It would appear that the specific priestly duty of manipulating blood at the altar (under the Mosaic Covenant) has been fulfilled and replaced by gospel ministry (under the New Covenant). This seems to be clear from 1 Corinthians 9:13-14, where the apostle Paul is defending his right to receive financial remuneration from preaching the gospel;
Don’t you know that those who work in the temple get their food from the temple, and those who serve at the altar share in what is offered on the altar? 14 In the same way, the Lord has commanded that those who preach the gospel should receive their living from the gospel. (1 Corinthians 9:13-14).
There are two parallels here. One is to do with stipend, i.e. the parallel between ‘eating food from the temple’ and ‘receiving a living from gospel ministry’. The other is to do with the nature of these respective ministries (altar-service and gospel-proclamation). Both are God-given mechanisms to effect forgiveness of sins. Under the Mosaic Covenant, blood sacrifice was the means of effecting the forgiveness of sins (anticipating Christ’s final sacrifice). But now that Christ’s perfect sacrifice has put away sin once and for all, there is no longer any need for blood sacrifice of any kind. Instead, sins are forgiven through the gospel. As the message of Christ’s atoning work is proclaimed, and as people hear it and believe it, sins are forgiven.

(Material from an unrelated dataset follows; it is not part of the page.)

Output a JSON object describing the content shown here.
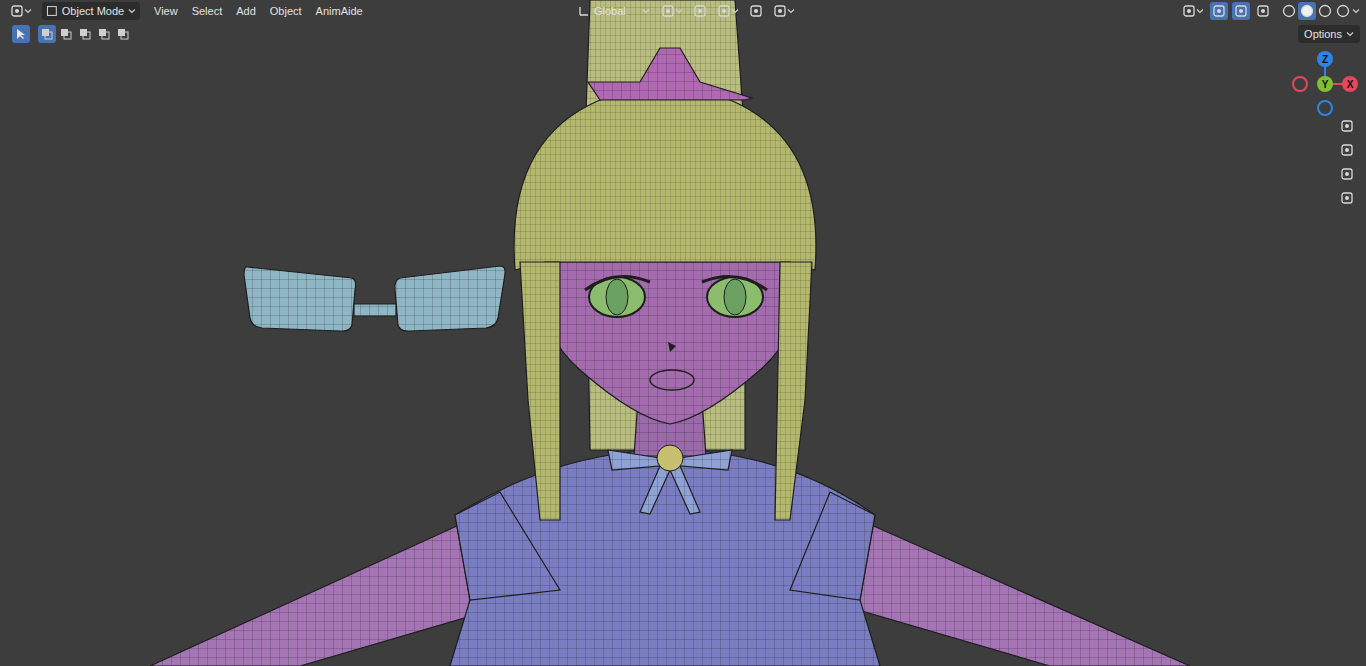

Thus we see that “the work in the temple” finds typological fulfilment in “the preaching of the gospel”.